Failing to update your will can be problematic, especially when there’s been a major life event. If you get a divorce then remarry, do you want your ex-husband to still be your beneficiary?

Store your will in a safe place.

“We advise folks to store their wills in a safe place, and we keep a copy as well,” said Chamberlain. “Some counties allow you to pre-file with the court, but that is not necessary and most often not advisable because you may change your mind and write a new will in the future.”

Don’t forget your favorite charities.

You can continue your charitable giving to the charities you’ve favored during your lifetime with a final gift in your will that will be part of your legacy.

Harbert said retirement accounts, real estate and beneficiary deeds are all wonderful ways to give to nonprofits.

“People might give $50 to their church every month, but if they were to give 5 percent of the value of their house, their kids might not miss it, but it’s a pretty good-size contribution to a local nonprofit,” said Harbert.
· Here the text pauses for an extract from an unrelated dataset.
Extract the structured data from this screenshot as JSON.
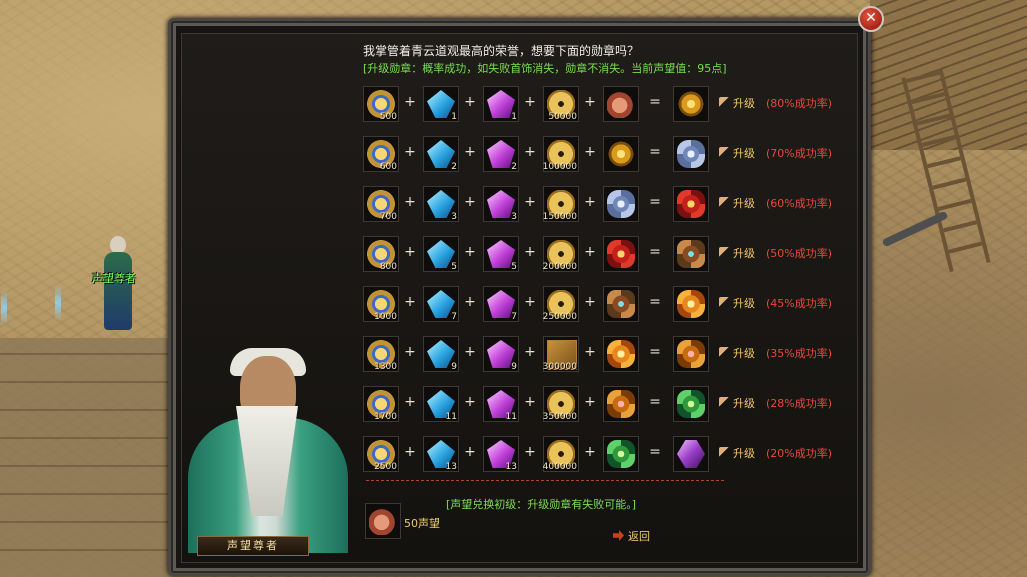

When to consider a trust:

1) If you own property in multiple states.

“Real estate has to be probated, so if you have property in Florida, California and Arizona in addition to living in Colorado, you have probate in every one of those states. Trusts bypass probate and don’t have to be probated,” said Harbert.

2) If you have a blended family.

“A husband and wife have children from a previous marriage. He wants to take care of his current wife, but then when he passes away, he wants to take care of his kids but not her kids necessarily. The only way to do that is to set up those assets in a trust so that during his wife’s lifetime, that money will be used for her care but when she passes, his money can go to his kids and hers to her kids. It also helps to make sure there’s communication upfront before one of the parents passes away,” said Harbert

3) If you have children you’re concerned about.

Maybe you have a child that can’t manage money. A trust can help. “The trustee is like the gatekeeper that can help them with budgeting and financial planning,” said Harbert. “They have to come to us for requests with documentation. It’s not like they get a big pot of money deposited into their checking account.”

4) If one or more of your beneficiaries are on government benefits.

If a beneficiary receives government benefits (such as Social Security or Medicaid) inheriting money (the exemption is $2,000) could jeopardize their benefits. In such circumstances, a special needs trust can help.

Learn more during Write A Will Month

These free write a will sessions take place at the Mesa County Libraries-Central Branch, 443 N. Sixth St. in Grand Junction. Register online for your preferred session at or call 243-4442. Registration required. Limited space is available.

Register Today!